TASK OBJECTIVE:
Without changing anything, reproduce every record below.

DATA EXTRACT:
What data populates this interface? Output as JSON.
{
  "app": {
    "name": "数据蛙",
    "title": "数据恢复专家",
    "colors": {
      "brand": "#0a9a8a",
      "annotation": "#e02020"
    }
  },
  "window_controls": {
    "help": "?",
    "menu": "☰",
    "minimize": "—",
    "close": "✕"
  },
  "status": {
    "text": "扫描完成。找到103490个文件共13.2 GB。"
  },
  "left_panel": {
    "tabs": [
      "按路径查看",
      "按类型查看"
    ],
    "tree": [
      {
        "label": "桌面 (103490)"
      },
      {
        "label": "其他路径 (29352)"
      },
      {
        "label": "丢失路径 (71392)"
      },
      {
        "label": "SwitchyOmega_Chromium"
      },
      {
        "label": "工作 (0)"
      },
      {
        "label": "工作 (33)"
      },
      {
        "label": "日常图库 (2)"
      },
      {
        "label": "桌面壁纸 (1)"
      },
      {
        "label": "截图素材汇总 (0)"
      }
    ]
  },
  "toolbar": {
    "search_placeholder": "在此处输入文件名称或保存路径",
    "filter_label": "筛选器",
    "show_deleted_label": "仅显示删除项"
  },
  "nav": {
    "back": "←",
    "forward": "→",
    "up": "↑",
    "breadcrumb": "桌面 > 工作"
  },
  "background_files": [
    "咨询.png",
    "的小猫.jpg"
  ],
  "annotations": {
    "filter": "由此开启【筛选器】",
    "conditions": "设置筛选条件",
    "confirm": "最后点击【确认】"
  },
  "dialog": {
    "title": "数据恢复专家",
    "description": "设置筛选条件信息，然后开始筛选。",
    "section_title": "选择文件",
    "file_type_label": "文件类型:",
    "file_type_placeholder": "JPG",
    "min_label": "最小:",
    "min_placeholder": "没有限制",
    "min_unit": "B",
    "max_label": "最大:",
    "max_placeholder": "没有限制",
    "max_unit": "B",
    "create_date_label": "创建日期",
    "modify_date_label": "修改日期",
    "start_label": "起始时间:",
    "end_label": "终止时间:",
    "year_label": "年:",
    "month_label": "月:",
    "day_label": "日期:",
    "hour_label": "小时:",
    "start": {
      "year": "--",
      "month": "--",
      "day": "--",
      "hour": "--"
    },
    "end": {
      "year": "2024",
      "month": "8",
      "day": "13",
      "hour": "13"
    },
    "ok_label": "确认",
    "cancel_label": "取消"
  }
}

RESULT:
What data populates this interface? Output as JSON.
{
  "app": {
    "name": "数据蛙",
    "title": "数据恢复专家",
    "colors": {
      "brand": "#0a9a8a",
      "annotation": "#e02020"
    }
  },
  "window_controls": {
    "help": "?",
    "menu": "☰",
    "minimize": "—",
    "close": "✕"
  },
  "status": {
    "text": "扫描完成。找到103490个文件共13.2 GB。"
  },
  "left_panel": {
    "tabs": [
      "按路径查看",
      "按类型查看"
    ],
    "tree": [
      {
        "label": "桌面 (103490)"
      },
      {
        "label": "其他路径 (29352)"
      },
      {
        "label": "丢失路径 (71392)"
      },
      {
        "label": "SwitchyOmega_Chromium"
      },
      {
        "label": "工作 (0)"
      },
      {
        "label": "工作 (33)"
      },
      {
        "label": "日常图库 (2)"
      },
      {
        "label": "桌面壁纸 (1)"
      },
      {
        "label": "截图素材汇总 (0)"
      }
    ]
  },
  "toolbar": {
    "search_placeholder": "在此处输入文件名称或保存路径",
    "filter_label": "筛选器",
    "show_deleted_label": "仅显示删除项"
  },
  "nav": {
    "back": "←",
    "forward": "→",
    "up": "↑",
    "breadcrumb": "桌面 > 工作"
  },
  "background_files": [
    "咨询.png",
    "的小猫.jpg"
  ],
  "annotations": {
    "filter": "由此开启【筛选器】",
    "conditions": "设置筛选条件",
    "confirm": "最后点击【确认】"
  },
  "dialog": {
    "title": "数据恢复专家",
    "description": "设置筛选条件信息，然后开始筛选。",
    "section_title": "选择文件",
    "file_type_label": "文件类型:",
    "file_type_placeholder": "JPG",
    "min_label": "最小:",
    "min_placeholder": "没有限制",
    "min_unit": "B",
    "max_label": "最大:",
    "max_placeholder": "没有限制",
    "max_unit": "B",
    "create_date_label": "创建日期",
    "modify_date_label": "修改日期",
    "start_label": "起始时间:",
    "end_label": "终止时间:",
    "year_label": "年:",
    "month_label": "月:",
    "day_label": "日期:",
    "hour_label": "小时:",
    "start": {
      "year": "--",
      "month": "--",
      "day": "--",
      "hour": "--"
    },
    "end": {
      "year": "2024",
      "month": "8",
      "day": "13",
      "hour": "13"
    },
    "ok_label": "确认",
    "cancel_label": "取消"
  }
}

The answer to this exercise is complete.